The 2012 harvest for the two-week gun season, which ran from Nov. 19-Dec. 1, was approximately 7 percent lower than the 2011 season in which 60,157 bucks were killed.

Biologists with the DNR blamed hurricane-turned-superstorm Sandy for part of the decrease, saying that fallen trees in many counties made it harder for hunters to get out and about in the woods. In addition, deer had more access to acorns and other food sources, which made it harder for hunters to harvest them.

The DNR news release said harvest numbers were down in four of the DNR's six districts. The largest decreases, according to the DNR, were in western and central counties.

The top 10 counties for buck harvest were as follows: Preston (2,108), Greenbrier (1,907), Randolph (1,792), Mason (1,667), Jackson (1,662), Hampshire (1,570), Monroe (1,563), Ritchie (1,518), Wetzel (1,496) and Hardy (1,435).

The 2012 harvest was 27th among all recorded antlered buck firearm seasons. 

According to the DNR, wildlife biologists and wildlife managers collected age-specific biological information at checking stations in 24 counties this year. Preliminary analysis of information gathered at those check stations indicated antler development was good. In addition, the dry weather was good for hunter participation this year but made moving in the woods noisy. 

"Deer densities that were more in balance with the habitat in many areas, combined with the better-than-average acorn crop that allowed deer to frequent open fields less frequently, made this year's deer season challenging for many hunters," the news release stated. "Residual access problems associated with Hurricane Sandy, such as downed trees blocking forest roads, may have hindered the ability of some buck hunters to reach their favorite hunting spots, especially in some of the high mountain counties."

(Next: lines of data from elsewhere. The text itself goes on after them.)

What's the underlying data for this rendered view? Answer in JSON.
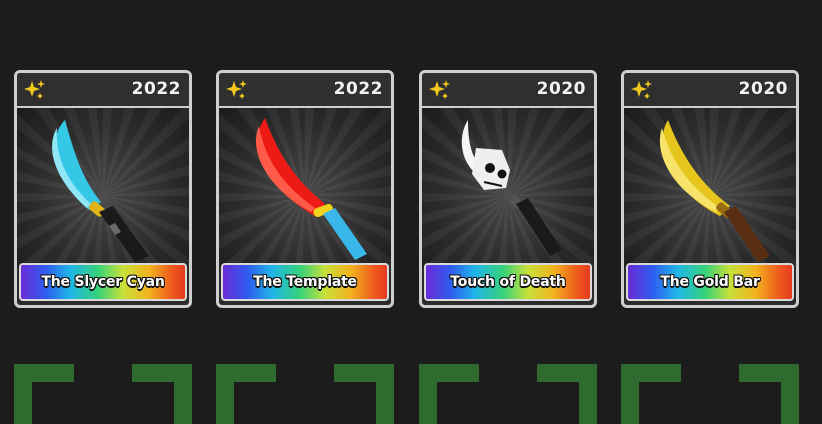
{
  "colors": {
    "background": "#1c1c1c",
    "card_border": "#cfcfcf",
    "bracket_green": "#2f6b2f"
  },
  "cards": [
    {
      "year": "2022",
      "name": "The Slycer Cyan",
      "icon": "sparkle-icon",
      "item_image": "cyan-knife",
      "blade_color": "#35c8e6",
      "guard_color": "#e0b21a",
      "handle_color": "#1a1a1a"
    },
    {
      "year": "2022",
      "name": "The Template",
      "icon": "sparkle-icon",
      "item_image": "red-cyan-knife",
      "blade_color": "#ee1a14",
      "guard_color": "#f0d31a",
      "handle_color": "#39b7e8"
    },
    {
      "year": "2020",
      "name": "Touch of Death",
      "icon": "sparkle-icon",
      "item_image": "skull-knife",
      "blade_color": "#efefef",
      "guard_color": "#555555",
      "handle_color": "#1a1a1a"
    },
    {
      "year": "2020",
      "name": "The Gold Bar",
      "icon": "sparkle-icon",
      "item_image": "gold-knife",
      "blade_color": "#e6c51c",
      "guard_color": "#9a6a12",
      "handle_color": "#5a2e12"
    }
  ]
}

Wildlife biologists will analyze data from the combined 2012 deer seasons (i.e., buck, antlerless, archery and muzzleloader) before making appropriate recommendations for next year's deer hunting seasons. These recommendations will be available for public review at 12 regulations meetings scheduled for March 18 and 19. 

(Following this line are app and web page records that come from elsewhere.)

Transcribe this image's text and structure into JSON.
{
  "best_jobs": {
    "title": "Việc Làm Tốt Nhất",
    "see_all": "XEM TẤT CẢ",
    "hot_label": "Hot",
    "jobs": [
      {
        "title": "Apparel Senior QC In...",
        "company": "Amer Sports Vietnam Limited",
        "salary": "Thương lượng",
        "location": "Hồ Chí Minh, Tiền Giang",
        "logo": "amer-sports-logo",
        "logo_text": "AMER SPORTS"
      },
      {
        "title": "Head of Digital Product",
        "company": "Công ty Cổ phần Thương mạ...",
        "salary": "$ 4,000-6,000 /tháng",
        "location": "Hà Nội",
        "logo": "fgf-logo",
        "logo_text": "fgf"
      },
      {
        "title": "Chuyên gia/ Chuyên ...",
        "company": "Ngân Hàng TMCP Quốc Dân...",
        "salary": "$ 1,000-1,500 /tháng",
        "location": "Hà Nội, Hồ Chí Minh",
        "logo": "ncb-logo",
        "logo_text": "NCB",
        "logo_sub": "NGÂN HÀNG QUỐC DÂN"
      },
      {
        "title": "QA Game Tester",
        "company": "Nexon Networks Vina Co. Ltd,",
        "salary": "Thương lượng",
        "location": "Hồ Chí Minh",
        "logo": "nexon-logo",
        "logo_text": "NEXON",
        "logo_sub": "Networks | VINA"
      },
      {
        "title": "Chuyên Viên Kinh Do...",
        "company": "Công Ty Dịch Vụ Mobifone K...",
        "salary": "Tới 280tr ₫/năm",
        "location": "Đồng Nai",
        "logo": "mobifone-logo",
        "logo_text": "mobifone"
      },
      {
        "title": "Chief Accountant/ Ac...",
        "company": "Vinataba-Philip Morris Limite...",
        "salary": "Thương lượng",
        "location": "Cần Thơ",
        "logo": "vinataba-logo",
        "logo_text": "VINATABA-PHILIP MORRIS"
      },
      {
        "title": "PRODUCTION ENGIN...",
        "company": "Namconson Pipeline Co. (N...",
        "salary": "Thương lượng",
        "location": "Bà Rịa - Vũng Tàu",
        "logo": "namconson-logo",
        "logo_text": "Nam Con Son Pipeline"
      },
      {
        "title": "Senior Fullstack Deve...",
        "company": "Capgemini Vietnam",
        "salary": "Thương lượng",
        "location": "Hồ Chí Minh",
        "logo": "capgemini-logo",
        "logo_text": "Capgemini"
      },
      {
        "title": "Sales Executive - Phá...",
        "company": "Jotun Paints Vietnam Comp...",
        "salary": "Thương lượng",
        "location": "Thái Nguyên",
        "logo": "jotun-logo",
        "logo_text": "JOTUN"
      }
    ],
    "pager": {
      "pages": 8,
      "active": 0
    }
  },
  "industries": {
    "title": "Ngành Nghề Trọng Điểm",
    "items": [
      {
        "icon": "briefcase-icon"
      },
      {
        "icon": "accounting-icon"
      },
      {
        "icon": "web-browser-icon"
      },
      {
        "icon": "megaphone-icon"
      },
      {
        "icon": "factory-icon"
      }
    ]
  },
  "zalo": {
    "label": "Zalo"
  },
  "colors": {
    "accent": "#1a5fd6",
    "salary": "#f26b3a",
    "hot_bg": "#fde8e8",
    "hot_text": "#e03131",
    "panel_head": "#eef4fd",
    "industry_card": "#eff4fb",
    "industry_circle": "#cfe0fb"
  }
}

To see a county-by-county breakdown of buck-gun harvest totals from 2008-12, click here.